Inputs 2: Soil health will be improved.
An Act to exempt from taxation structures and buildings essential to the operation of agricultural and horticultural lands, S1786, Senator Tarr
Land 1.1.1: Enact legislation that provides a tax credit for agricultural buildings, exempting new or reconstructed agricultural buildings essential to a farm operation from local property taxes for a period of 10 years, provided the building remains in agricultural use.
Would allow some non-contiguous agricultural lands under the same farm ownership be aggregated to benefit from Chapter 61A tax valuation. See the Collaborative's testimony here.
Land 3.11.1: Enact legislation to expand Chapter 61A eligibility to parcels smaller than 5 acres.
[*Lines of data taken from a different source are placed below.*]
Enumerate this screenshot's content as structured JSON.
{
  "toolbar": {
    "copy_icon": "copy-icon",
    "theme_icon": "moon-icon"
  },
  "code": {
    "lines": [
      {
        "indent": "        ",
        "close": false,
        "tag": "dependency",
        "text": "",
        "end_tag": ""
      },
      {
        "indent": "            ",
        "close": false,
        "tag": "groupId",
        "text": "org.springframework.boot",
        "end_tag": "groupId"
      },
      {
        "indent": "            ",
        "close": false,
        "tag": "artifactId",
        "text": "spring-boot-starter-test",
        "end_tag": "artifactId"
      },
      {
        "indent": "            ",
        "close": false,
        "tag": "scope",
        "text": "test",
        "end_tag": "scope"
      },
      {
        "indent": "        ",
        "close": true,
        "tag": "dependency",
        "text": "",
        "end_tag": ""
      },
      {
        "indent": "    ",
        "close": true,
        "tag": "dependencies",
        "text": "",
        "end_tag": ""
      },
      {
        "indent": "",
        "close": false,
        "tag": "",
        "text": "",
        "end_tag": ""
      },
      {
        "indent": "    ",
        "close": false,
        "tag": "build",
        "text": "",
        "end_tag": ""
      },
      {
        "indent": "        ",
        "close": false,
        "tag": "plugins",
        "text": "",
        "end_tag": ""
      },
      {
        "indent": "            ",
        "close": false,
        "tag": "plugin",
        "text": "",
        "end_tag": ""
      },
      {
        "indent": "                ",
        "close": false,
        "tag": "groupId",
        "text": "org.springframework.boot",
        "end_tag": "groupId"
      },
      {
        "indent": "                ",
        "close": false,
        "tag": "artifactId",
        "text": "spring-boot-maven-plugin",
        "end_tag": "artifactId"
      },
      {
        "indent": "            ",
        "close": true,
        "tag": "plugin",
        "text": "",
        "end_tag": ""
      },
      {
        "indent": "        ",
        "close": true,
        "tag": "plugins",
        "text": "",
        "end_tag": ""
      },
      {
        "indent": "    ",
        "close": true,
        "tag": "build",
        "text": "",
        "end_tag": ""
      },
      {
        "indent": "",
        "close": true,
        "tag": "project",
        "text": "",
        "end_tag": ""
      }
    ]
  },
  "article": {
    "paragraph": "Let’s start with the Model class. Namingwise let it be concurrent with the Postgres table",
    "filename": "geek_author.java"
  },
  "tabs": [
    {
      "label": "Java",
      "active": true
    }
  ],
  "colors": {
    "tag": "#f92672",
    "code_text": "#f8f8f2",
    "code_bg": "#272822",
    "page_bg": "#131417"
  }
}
Consider requiring an increase in the value of production threshold on smaller parcels to ensure that those parcels are being actively used for commercial agriculture.
Would establish a fund to support programs on community college campuses to address food insecurity among students via means including, but not limited to, meal cards, meal plans, meal vouchers, and other campus-designed projects to address community college student food insecurity.
Food Access, Security and Health 1: Everyone will be able to afford more healthy and local foods.
Would limit food and beverages sold by vending machines located in government buildings or on government property to those that comply with nutritional standards established by the commissioner of public health.
The Collaborative has also submitted testimony on the following bills and regulations this session: